Task instructions – Please give again, word for word, each line that falls between the line with "Enumerate this screenshot's text" and the end of the data, inclusive.

App and web page records –
□ □ □

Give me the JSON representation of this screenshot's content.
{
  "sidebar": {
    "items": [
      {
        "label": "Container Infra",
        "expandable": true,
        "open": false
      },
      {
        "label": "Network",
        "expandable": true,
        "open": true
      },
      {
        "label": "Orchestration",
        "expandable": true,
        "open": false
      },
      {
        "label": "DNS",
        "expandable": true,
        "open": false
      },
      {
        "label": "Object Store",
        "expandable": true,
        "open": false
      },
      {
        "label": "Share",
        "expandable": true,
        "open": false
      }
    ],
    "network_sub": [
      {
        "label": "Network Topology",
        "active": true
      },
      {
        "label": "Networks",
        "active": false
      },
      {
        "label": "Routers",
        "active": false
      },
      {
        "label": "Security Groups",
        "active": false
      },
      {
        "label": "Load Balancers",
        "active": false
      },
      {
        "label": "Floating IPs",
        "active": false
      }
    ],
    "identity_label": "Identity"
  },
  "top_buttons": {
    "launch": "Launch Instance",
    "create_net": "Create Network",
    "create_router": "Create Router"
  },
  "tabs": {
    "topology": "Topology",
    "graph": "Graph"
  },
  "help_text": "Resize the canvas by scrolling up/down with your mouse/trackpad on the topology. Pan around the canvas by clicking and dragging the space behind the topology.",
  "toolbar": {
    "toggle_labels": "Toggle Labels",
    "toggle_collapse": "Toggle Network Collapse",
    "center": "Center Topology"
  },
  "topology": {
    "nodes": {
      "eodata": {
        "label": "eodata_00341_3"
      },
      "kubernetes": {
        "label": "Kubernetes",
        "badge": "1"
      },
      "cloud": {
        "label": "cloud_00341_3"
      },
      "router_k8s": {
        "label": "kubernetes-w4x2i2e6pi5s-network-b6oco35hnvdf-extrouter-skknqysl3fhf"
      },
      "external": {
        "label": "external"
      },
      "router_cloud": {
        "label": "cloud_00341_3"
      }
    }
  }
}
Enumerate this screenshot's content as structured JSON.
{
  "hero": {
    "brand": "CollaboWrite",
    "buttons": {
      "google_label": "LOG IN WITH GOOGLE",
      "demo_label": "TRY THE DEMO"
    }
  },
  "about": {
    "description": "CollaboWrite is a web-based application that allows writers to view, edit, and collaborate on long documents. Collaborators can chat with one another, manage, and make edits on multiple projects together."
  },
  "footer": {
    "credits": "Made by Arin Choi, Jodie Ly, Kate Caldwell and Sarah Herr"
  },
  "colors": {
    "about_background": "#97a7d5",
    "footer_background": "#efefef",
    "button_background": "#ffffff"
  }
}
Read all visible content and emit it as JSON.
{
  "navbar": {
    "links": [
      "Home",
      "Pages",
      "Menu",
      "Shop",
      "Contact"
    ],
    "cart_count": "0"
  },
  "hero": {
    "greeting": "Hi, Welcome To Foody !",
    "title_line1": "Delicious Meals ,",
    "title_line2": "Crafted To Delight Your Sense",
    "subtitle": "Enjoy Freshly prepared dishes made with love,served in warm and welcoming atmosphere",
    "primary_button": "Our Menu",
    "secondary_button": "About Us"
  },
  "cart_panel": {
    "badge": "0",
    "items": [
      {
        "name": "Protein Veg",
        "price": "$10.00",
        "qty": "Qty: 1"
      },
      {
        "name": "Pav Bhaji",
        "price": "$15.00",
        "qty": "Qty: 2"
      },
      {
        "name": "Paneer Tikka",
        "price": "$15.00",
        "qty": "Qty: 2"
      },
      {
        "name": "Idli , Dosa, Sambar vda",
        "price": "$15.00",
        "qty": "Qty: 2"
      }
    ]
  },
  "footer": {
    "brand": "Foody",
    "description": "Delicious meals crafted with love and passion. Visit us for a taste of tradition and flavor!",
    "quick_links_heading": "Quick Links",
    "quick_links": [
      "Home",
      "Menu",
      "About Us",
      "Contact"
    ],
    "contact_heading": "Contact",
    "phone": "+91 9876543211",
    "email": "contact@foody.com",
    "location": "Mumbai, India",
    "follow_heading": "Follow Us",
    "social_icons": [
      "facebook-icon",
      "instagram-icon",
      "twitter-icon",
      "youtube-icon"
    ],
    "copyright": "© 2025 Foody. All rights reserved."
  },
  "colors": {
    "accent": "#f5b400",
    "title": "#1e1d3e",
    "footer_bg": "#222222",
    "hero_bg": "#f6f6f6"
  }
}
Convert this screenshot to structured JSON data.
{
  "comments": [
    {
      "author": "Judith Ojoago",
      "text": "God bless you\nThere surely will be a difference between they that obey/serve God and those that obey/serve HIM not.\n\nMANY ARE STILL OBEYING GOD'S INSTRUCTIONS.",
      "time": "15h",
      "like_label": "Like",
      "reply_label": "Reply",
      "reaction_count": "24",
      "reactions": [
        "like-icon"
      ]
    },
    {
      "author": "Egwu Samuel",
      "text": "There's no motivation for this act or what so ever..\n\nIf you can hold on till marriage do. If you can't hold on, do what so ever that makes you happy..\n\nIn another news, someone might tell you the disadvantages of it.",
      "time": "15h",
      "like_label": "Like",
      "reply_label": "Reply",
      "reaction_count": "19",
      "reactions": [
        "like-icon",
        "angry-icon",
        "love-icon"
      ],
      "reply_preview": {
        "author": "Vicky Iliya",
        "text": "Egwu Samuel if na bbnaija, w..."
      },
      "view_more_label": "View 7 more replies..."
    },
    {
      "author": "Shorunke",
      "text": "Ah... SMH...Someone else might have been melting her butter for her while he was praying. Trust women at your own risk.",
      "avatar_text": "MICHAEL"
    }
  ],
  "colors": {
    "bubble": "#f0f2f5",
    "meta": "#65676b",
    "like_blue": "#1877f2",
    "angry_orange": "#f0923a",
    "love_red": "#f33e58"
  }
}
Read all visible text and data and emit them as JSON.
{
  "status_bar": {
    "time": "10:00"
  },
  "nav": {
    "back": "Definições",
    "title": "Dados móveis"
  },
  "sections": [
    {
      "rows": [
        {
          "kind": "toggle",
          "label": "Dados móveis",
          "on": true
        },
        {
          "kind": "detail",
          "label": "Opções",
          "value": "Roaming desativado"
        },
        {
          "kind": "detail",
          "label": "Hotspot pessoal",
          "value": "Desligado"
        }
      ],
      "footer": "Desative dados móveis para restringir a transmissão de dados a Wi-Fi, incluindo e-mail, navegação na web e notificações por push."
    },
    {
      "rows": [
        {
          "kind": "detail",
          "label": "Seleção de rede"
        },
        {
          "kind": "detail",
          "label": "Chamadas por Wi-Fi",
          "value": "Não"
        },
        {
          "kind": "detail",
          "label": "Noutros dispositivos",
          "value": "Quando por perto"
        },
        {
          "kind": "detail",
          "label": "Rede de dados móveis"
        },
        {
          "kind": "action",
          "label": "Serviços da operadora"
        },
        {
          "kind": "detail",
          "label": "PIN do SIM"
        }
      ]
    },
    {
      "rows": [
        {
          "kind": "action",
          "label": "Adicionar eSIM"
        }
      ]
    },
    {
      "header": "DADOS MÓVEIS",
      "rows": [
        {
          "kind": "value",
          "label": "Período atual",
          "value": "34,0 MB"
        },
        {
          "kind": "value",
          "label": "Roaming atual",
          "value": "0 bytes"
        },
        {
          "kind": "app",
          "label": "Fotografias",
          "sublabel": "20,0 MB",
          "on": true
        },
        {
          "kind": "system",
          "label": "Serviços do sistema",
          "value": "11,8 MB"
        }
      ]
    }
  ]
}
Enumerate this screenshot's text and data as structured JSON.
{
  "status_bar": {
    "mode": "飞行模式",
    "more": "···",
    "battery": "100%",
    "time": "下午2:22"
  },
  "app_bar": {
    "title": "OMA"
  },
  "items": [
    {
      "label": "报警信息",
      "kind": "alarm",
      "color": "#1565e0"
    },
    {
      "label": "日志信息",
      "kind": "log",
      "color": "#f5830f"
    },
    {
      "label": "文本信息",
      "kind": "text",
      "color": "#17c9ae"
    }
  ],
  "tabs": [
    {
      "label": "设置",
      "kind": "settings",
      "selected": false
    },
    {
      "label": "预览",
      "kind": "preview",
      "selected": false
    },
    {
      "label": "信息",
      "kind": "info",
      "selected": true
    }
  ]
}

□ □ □

Output of the exercise –
Enumerate this screenshot's text and data as structured JSON.
{
  "status_bar": {
    "mode": "飞行模式",
    "more": "···",
    "battery": "100%",
    "time": "下午2:22"
  },
  "app_bar": {
    "title": "OMA"
  },
  "items": [
    {
      "label": "报警信息",
      "kind": "alarm",
      "color": "#1565e0"
    },
    {
      "label": "日志信息",
      "kind": "log",
      "color": "#f5830f"
    },
    {
      "label": "文本信息",
      "kind": "text",
      "color": "#17c9ae"
    }
  ],
  "tabs": [
    {
      "label": "设置",
      "kind": "settings",
      "selected": false
    },
    {
      "label": "预览",
      "kind": "preview",
      "selected": false
    },
    {
      "label": "信息",
      "kind": "info",
      "selected": true
    }
  ]
}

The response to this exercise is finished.